Try it:
The data must be written out once more, precisely as given.
*** Input for this task
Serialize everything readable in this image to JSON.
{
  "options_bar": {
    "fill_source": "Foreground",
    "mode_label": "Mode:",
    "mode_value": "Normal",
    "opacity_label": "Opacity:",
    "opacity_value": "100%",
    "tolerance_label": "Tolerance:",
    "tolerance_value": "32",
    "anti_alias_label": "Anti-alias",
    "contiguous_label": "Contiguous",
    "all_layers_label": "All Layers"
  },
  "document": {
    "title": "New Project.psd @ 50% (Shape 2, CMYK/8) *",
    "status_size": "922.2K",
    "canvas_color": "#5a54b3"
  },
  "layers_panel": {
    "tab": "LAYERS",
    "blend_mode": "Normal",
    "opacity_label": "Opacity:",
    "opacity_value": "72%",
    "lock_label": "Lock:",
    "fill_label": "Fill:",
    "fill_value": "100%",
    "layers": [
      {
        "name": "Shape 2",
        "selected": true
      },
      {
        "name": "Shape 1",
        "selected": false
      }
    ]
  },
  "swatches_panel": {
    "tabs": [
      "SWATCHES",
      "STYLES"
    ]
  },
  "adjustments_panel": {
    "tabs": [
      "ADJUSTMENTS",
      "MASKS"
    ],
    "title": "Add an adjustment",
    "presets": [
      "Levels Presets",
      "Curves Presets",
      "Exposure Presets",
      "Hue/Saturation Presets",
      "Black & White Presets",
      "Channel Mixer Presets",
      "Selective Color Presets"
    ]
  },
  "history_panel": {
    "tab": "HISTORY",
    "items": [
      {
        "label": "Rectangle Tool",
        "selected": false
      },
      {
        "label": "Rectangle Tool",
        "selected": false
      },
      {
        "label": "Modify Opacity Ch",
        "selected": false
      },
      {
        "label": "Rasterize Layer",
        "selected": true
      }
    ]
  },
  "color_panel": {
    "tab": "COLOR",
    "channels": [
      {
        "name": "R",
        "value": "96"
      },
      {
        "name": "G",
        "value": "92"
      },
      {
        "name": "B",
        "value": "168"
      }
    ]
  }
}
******
Your solution:
Serialize everything readable in this image to JSON.
{
  "options_bar": {
    "fill_source": "Foreground",
    "mode_label": "Mode:",
    "mode_value": "Normal",
    "opacity_label": "Opacity:",
    "opacity_value": "100%",
    "tolerance_label": "Tolerance:",
    "tolerance_value": "32",
    "anti_alias_label": "Anti-alias",
    "contiguous_label": "Contiguous",
    "all_layers_label": "All Layers"
  },
  "document": {
    "title": "New Project.psd @ 50% (Shape 2, CMYK/8) *",
    "status_size": "922.2K",
    "canvas_color": "#5a54b3"
  },
  "layers_panel": {
    "tab": "LAYERS",
    "blend_mode": "Normal",
    "opacity_label": "Opacity:",
    "opacity_value": "72%",
    "lock_label": "Lock:",
    "fill_label": "Fill:",
    "fill_value": "100%",
    "layers": [
      {
        "name": "Shape 2",
        "selected": true
      },
      {
        "name": "Shape 1",
        "selected": false
      }
    ]
  },
  "swatches_panel": {
    "tabs": [
      "SWATCHES",
      "STYLES"
    ]
  },
  "adjustments_panel": {
    "tabs": [
      "ADJUSTMENTS",
      "MASKS"
    ],
    "title": "Add an adjustment",
    "presets": [
      "Levels Presets",
      "Curves Presets",
      "Exposure Presets",
      "Hue/Saturation Presets",
      "Black & White Presets",
      "Channel Mixer Presets",
      "Selective Color Presets"
    ]
  },
  "history_panel": {
    "tab": "HISTORY",
    "items": [
      {
        "label": "Rectangle Tool",
        "selected": false
      },
      {
        "label": "Rectangle Tool",
        "selected": false
      },
      {
        "label": "Modify Opacity Ch",
        "selected": false
      },
      {
        "label": "Rasterize Layer",
        "selected": true
      }
    ]
  },
  "color_panel": {
    "tab": "COLOR",
    "channels": [
      {
        "name": "R",
        "value": "96"
      },
      {
        "name": "G",
        "value": "92"
      },
      {
        "name": "B",
        "value": "168"
      }
    ]
  }
}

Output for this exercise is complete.